§ **TASK STATEMENT**
Across the data below, how many lines have the word "icon" in them? Give the number and nothing else.

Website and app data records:
>>>>>

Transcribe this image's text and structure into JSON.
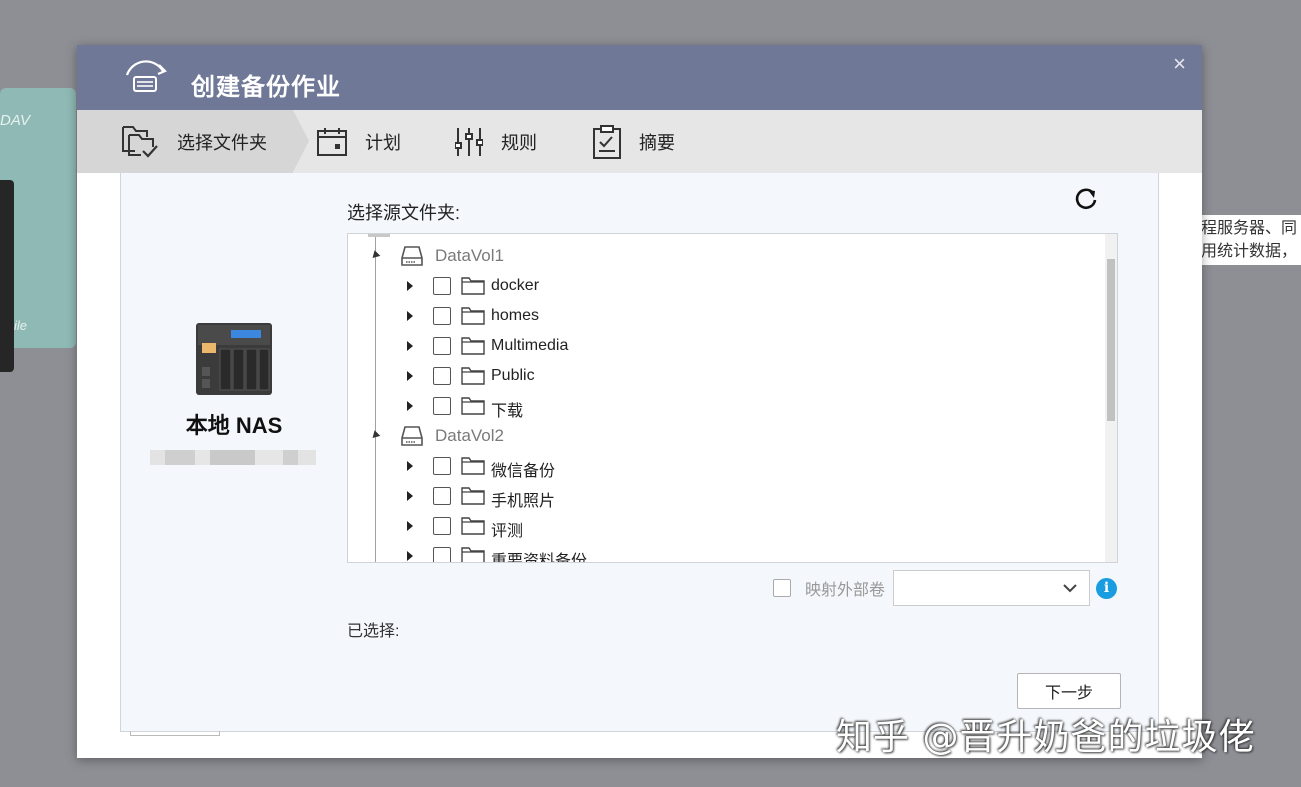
{
  "background": {
    "right_text_line1": "程服务器、同",
    "right_text_line2": "用统计数据，",
    "tile_labels": [
      "DAV",
      "ile"
    ]
  },
  "dialog": {
    "title": "创建备份作业",
    "close": "×"
  },
  "steps": [
    {
      "label": "选择文件夹",
      "icon": "folder-check-icon"
    },
    {
      "label": "计划",
      "icon": "calendar-icon"
    },
    {
      "label": "规则",
      "icon": "sliders-icon"
    },
    {
      "label": "摘要",
      "icon": "clipboard-icon"
    }
  ],
  "source": {
    "device_name": "本地 NAS",
    "select_label": "选择源文件夹:",
    "volumes": [
      {
        "name": "DataVol1",
        "folders": [
          "docker",
          "homes",
          "Multimedia",
          "Public",
          "下载"
        ]
      },
      {
        "name": "DataVol2",
        "folders": [
          "微信备份",
          "手机照片",
          "评测",
          "重要资料备份"
        ]
      }
    ]
  },
  "map_external": {
    "label": "映射外部卷",
    "selected": ""
  },
  "selected_label": "已选择:",
  "next_button": "下一步",
  "watermark": "知乎 @晋升奶爸的垃圾佬"
}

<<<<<

§ **RESPONSE**
4